Sunless, white sky day, valentines
day, Massacre Day.
Tired winter trees drifted gauzes
of moss like nurses on call, their arms
draped in bandages, while the shooter
waited, a young shooter, distressed man-
child with bullets to grind as school emptied
for the day, Valentines Day.
After the bell, students dreamed, tender
nebulous dreams of the uninitiated. Some
were wanting their sugar fix: chocolate, cupcakes
sprinkled and frosted pink, or a plate
of mom’s cookie hearts waiting for them
on the kitchen table. Some were hoping
for an invitation, a text, even the tiniest sign

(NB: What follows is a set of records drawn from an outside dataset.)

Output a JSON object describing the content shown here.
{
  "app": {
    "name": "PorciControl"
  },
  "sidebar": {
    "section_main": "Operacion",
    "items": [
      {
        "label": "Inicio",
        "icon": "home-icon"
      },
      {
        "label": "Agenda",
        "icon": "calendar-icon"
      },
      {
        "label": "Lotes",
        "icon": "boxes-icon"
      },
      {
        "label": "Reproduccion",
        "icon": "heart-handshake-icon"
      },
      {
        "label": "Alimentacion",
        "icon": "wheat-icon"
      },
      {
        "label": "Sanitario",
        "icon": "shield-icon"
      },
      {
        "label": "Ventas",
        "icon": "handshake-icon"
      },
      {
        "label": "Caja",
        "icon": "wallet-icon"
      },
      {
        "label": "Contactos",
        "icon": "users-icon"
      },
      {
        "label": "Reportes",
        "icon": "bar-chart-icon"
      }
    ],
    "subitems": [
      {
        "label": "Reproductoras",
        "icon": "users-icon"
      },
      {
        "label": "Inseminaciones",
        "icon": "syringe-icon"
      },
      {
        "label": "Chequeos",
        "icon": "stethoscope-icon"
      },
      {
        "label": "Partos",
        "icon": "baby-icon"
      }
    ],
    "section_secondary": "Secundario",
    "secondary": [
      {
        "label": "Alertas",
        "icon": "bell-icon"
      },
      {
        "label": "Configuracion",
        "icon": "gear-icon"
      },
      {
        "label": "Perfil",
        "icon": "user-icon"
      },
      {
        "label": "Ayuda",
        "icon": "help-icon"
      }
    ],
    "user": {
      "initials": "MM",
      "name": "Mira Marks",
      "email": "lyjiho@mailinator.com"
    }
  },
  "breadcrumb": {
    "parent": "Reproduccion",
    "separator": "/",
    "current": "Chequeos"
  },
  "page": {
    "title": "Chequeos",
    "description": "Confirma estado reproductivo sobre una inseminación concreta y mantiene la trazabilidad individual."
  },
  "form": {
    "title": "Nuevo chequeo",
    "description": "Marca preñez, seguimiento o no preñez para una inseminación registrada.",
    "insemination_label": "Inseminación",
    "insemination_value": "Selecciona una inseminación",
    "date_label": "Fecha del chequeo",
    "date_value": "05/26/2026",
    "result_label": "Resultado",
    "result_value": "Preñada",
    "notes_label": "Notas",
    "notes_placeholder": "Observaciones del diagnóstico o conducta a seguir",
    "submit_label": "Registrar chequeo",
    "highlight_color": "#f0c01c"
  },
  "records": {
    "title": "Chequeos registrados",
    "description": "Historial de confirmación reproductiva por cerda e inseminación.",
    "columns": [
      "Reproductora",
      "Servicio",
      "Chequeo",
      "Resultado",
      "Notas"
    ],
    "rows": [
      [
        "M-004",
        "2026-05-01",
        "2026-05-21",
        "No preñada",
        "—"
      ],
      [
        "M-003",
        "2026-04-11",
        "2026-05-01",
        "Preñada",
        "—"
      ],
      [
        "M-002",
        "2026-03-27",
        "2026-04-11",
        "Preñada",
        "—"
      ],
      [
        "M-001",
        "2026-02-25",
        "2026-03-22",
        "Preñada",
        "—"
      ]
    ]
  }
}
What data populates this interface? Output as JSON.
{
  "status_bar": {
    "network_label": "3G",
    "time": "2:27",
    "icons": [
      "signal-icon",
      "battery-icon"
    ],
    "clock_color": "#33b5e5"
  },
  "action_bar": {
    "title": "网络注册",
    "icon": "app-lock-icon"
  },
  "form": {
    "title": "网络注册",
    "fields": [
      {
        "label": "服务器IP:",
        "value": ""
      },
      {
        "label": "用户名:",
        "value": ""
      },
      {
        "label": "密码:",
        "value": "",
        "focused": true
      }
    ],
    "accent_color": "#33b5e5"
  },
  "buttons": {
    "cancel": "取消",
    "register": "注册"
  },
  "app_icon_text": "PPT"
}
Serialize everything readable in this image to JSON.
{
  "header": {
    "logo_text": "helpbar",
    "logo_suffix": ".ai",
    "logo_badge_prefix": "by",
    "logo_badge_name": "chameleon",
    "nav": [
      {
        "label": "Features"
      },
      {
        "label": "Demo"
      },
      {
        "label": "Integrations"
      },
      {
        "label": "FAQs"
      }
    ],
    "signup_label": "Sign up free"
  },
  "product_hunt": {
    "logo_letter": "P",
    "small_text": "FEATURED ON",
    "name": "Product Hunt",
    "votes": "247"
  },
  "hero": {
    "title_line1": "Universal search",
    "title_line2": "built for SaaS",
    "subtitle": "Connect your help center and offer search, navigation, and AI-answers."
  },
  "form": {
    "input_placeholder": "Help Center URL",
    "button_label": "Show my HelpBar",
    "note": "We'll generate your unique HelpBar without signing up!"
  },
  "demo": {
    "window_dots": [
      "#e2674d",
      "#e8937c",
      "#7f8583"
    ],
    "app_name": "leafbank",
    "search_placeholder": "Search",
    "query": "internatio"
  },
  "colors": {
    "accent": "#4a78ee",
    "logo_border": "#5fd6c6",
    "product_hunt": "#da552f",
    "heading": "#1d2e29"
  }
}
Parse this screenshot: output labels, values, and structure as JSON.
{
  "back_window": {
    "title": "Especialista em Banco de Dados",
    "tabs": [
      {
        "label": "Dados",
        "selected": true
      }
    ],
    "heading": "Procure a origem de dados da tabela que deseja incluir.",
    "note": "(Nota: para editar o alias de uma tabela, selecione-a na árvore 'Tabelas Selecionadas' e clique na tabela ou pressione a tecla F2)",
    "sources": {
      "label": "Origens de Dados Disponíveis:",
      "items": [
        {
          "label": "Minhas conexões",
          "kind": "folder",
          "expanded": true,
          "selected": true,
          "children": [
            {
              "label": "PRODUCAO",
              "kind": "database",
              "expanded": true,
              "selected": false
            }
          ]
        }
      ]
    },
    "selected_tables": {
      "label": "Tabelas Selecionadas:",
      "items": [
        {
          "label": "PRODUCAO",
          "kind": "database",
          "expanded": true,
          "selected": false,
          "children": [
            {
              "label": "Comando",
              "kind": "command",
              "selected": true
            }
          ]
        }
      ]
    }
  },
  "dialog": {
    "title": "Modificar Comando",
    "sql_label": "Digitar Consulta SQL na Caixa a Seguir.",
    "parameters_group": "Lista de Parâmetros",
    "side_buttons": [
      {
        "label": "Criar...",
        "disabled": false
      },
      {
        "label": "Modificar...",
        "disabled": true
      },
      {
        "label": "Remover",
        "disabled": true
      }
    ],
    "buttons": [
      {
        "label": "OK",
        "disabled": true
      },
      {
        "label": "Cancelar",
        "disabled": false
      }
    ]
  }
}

from the cute guy in sophomore English,
the one they whispered and giggled about
with their best friend between classes.
Some carried backpacks filled with the secrets,
the promises of first loves alongside their trigonometry
text, their history homework, their college
application. No one was thinking
about the lonely boy, the raging, lonely boy, the thorn.
And so, with no warning at all, the blood
of those students, their backpacks heavy with
plans and dreams, sprayed fountains
of shiny cinnamon hearts into the airless sky, the
white sky, echoing screams instead of birdsong.
Blood bloomed scarlet roses by the dozens
on sidewalks, the stairs, in the corridors, oozing
harsh crimson as petals tore like pages ripped
from photo albums, from family bibles.
The shooter was a crazed cupid, sad, enraged and
arrowing bullets: targeting innocence, shooting
hearts. Terror exploded, lost screams pop, pop,
popped and shocked eyes will never un-see
friends lying prone and garish when the day
made for hearts and flowers became
holes through hearts and flowers on graves.
Virginia Boudreau is a retired teacher who splits her time between Nova Scotia, Canada and Saint Augustine, Florida. She can often be found on a beach in either location. Her poetry and prose have been published in a wide variety of international literary magazines and anthologies.